**What the task asks:** Copy out the full data exactly as given; pictures should not be included.

Excerpts from an interface dataset
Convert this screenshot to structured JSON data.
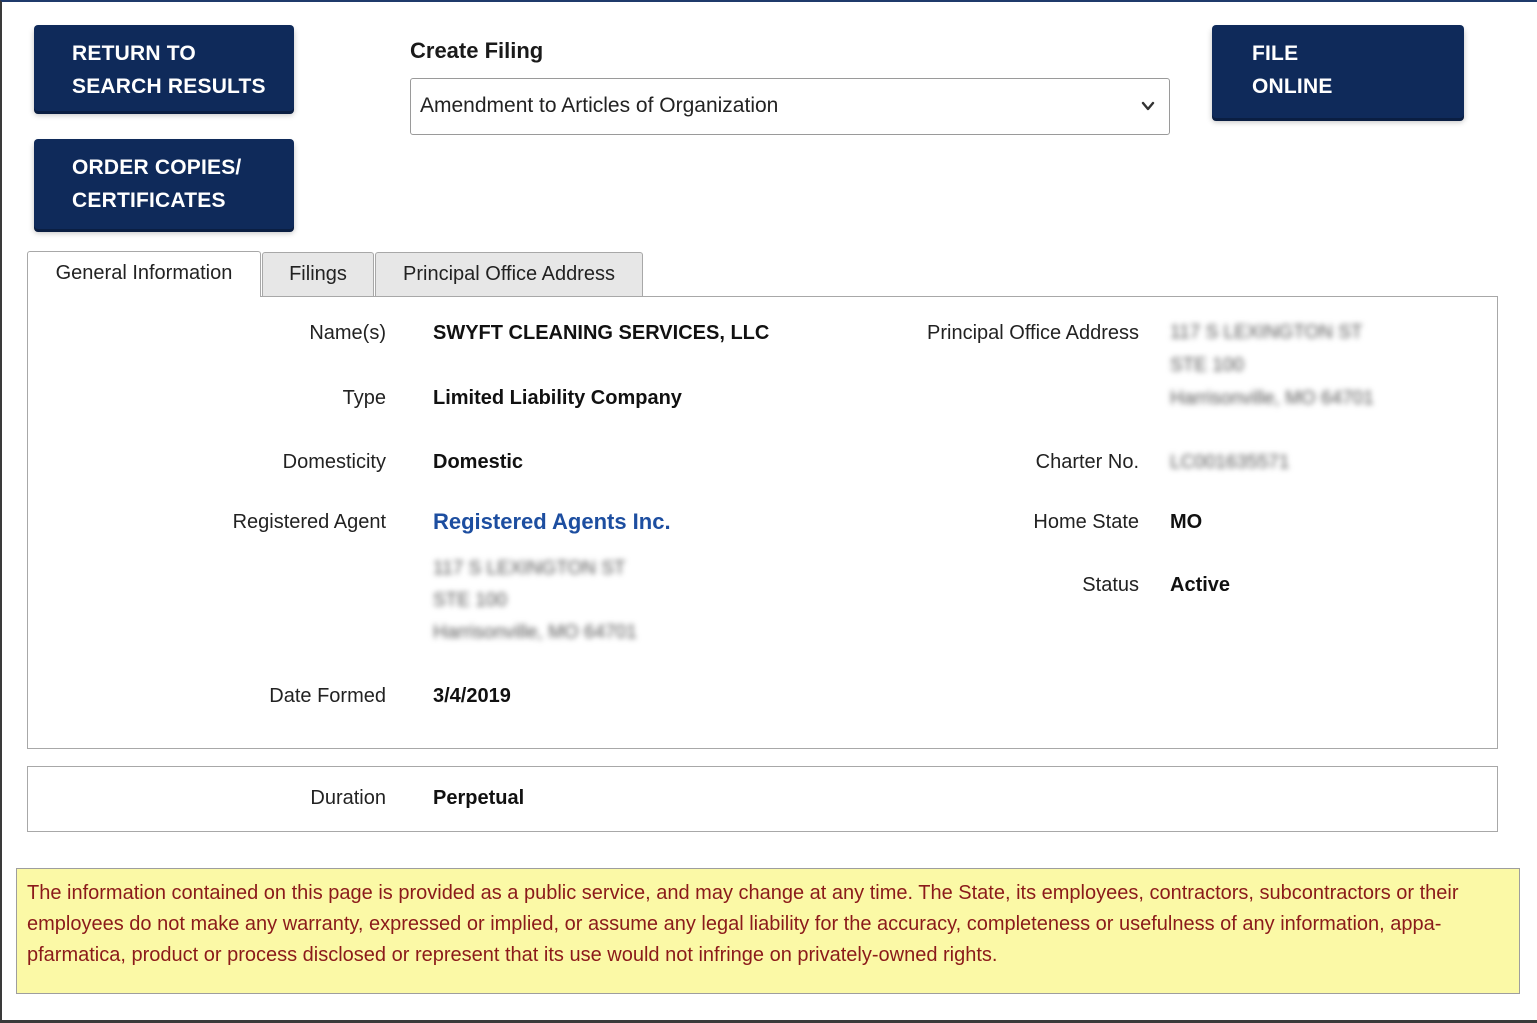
{
  "actions": {
    "return_label": "RETURN TO\nSEARCH RESULTS",
    "order_label": "ORDER COPIES/\nCERTIFICATES",
    "file_label": "FILE\nONLINE"
  },
  "create_filing": {
    "label": "Create Filing",
    "selected": "Amendment to Articles of Organization"
  },
  "tabs": [
    {
      "label": "General Information",
      "active": true
    },
    {
      "label": "Filings",
      "active": false
    },
    {
      "label": "Principal Office Address",
      "active": false
    }
  ],
  "general": {
    "names_label": "Name(s)",
    "names_value": "SWYFT CLEANING SERVICES, LLC",
    "type_label": "Type",
    "type_value": "Limited Liability Company",
    "domesticity_label": "Domesticity",
    "domesticity_value": "Domestic",
    "agent_label": "Registered Agent",
    "agent_value": "Registered Agents Inc.",
    "agent_address": [
      "117 S LEXINGTON ST",
      "STE 100",
      "Harrisonville, MO 64701"
    ],
    "date_label": "Date Formed",
    "date_value": "3/4/2019",
    "principal_label": "Principal Office Address",
    "principal_address": [
      "117 S LEXINGTON ST",
      "STE 100",
      "Harrisonville, MO 64701"
    ],
    "charter_label": "Charter No.",
    "charter_value": "LC001635571",
    "home_state_label": "Home State",
    "home_state_value": "MO",
    "status_label": "Status",
    "status_value": "Active"
  },
  "duration": {
    "label": "Duration",
    "value": "Perpetual"
  },
  "disclaimer": "The information contained on this page is provided as a public service, and may change at any time. The State, its employees, contractors, subcontractors or their employees do not make any warranty, expressed or implied, or assume any legal liability for the accuracy, completeness or usefulness of any information, appa-pfarmatiса, product or process disclosed or represent that its use would not infringe on privately-owned rights.",
  "colors": {
    "button_bg": "#0f2a5a",
    "link": "#1d4ea0",
    "disclaimer_bg": "#fbf9a6",
    "disclaimer_text": "#8b1a1a"
  }
}
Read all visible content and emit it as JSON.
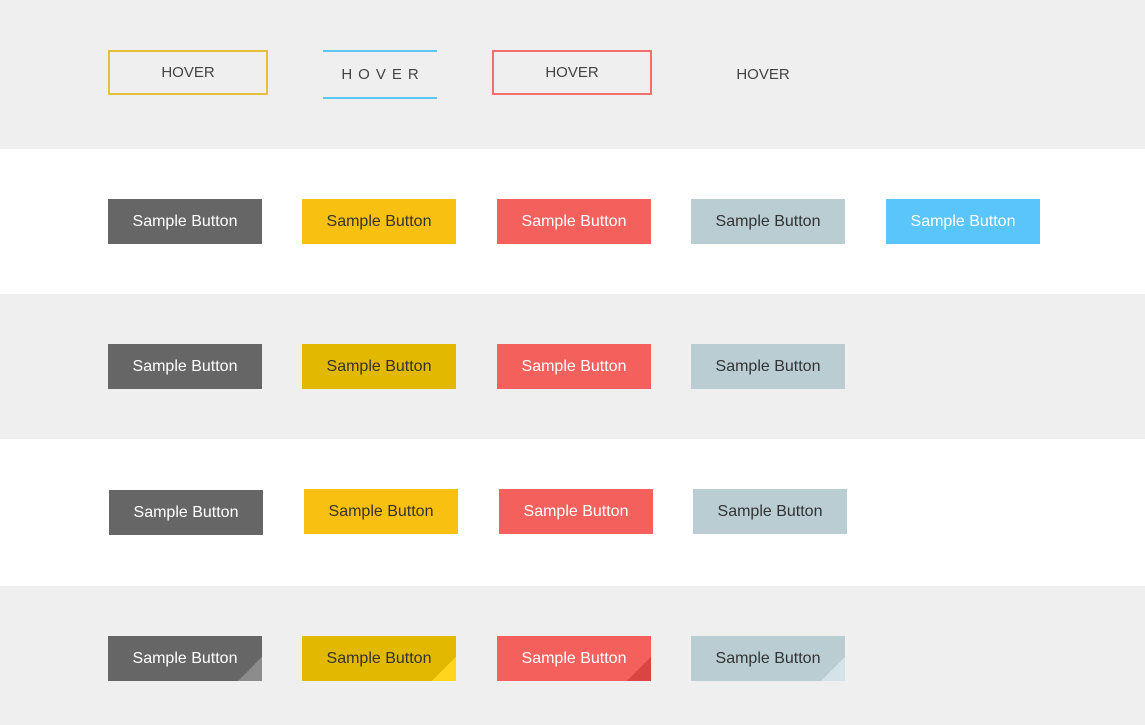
{
  "hover_row": {
    "buttons": [
      "HOVER",
      "HOVER",
      "HOVER",
      "HOVER"
    ]
  },
  "flat_row": {
    "buttons": [
      "Sample Button",
      "Sample Button",
      "Sample Button",
      "Sample Button",
      "Sample Button"
    ]
  },
  "solid_row": {
    "buttons": [
      "Sample Button",
      "Sample Button",
      "Sample Button",
      "Sample Button"
    ]
  },
  "shifted_row": {
    "buttons": [
      "Sample Button",
      "Sample Button",
      "Sample Button",
      "Sample Button"
    ]
  },
  "folded_row": {
    "buttons": [
      "Sample Button",
      "Sample Button",
      "Sample Button",
      "Sample Button"
    ]
  },
  "colors": {
    "dark": "#666666",
    "yellow": "#f8c011",
    "dark_yellow": "#e2b800",
    "red": "#f4615c",
    "blue_gray": "#b9cdd3",
    "sky_blue": "#5ac5fa",
    "outline_yellow": "#e8bf3a",
    "outline_blue": "#5bc6f2",
    "outline_red": "#f0706c"
  }
}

**Finished task:**
Convert this screenshot to structured JSON data.
{
  "actions": {
    "return_label": "RETURN TO\nSEARCH RESULTS",
    "order_label": "ORDER COPIES/\nCERTIFICATES",
    "file_label": "FILE\nONLINE"
  },
  "create_filing": {
    "label": "Create Filing",
    "selected": "Amendment to Articles of Organization"
  },
  "tabs": [
    {
      "label": "General Information",
      "active": true
    },
    {
      "label": "Filings",
      "active": false
    },
    {
      "label": "Principal Office Address",
      "active": false
    }
  ],
  "general": {
    "names_label": "Name(s)",
    "names_value": "SWYFT CLEANING SERVICES, LLC",
    "type_label": "Type",
    "type_value": "Limited Liability Company",
    "domesticity_label": "Domesticity",
    "domesticity_value": "Domestic",
    "agent_label": "Registered Agent",
    "agent_value": "Registered Agents Inc.",
    "agent_address": [
      "117 S LEXINGTON ST",
      "STE 100",
      "Harrisonville, MO 64701"
    ],
    "date_label": "Date Formed",
    "date_value": "3/4/2019",
    "principal_label": "Principal Office Address",
    "principal_address": [
      "117 S LEXINGTON ST",
      "STE 100",
      "Harrisonville, MO 64701"
    ],
    "charter_label": "Charter No.",
    "charter_value": "LC001635571",
    "home_state_label": "Home State",
    "home_state_value": "MO",
    "status_label": "Status",
    "status_value": "Active"
  },
  "duration": {
    "label": "Duration",
    "value": "Perpetual"
  },
  "disclaimer": "The information contained on this page is provided as a public service, and may change at any time. The State, its employees, contractors, subcontractors or their employees do not make any warranty, expressed or implied, or assume any legal liability for the accuracy, completeness or usefulness of any information, appa-pfarmatiса, product or process disclosed or represent that its use would not infringe on privately-owned rights.",
  "colors": {
    "button_bg": "#0f2a5a",
    "link": "#1d4ea0",
    "disclaimer_bg": "#fbf9a6",
    "disclaimer_text": "#8b1a1a"
  }
}
Read all visible content and emit it as JSON.
{
  "hover_row": {
    "buttons": [
      "HOVER",
      "HOVER",
      "HOVER",
      "HOVER"
    ]
  },
  "flat_row": {
    "buttons": [
      "Sample Button",
      "Sample Button",
      "Sample Button",
      "Sample Button",
      "Sample Button"
    ]
  },
  "solid_row": {
    "buttons": [
      "Sample Button",
      "Sample Button",
      "Sample Button",
      "Sample Button"
    ]
  },
  "shifted_row": {
    "buttons": [
      "Sample Button",
      "Sample Button",
      "Sample Button",
      "Sample Button"
    ]
  },
  "folded_row": {
    "buttons": [
      "Sample Button",
      "Sample Button",
      "Sample Button",
      "Sample Button"
    ]
  },
  "colors": {
    "dark": "#666666",
    "yellow": "#f8c011",
    "dark_yellow": "#e2b800",
    "red": "#f4615c",
    "blue_gray": "#b9cdd3",
    "sky_blue": "#5ac5fa",
    "outline_yellow": "#e8bf3a",
    "outline_blue": "#5bc6f2",
    "outline_red": "#f0706c"
  }
}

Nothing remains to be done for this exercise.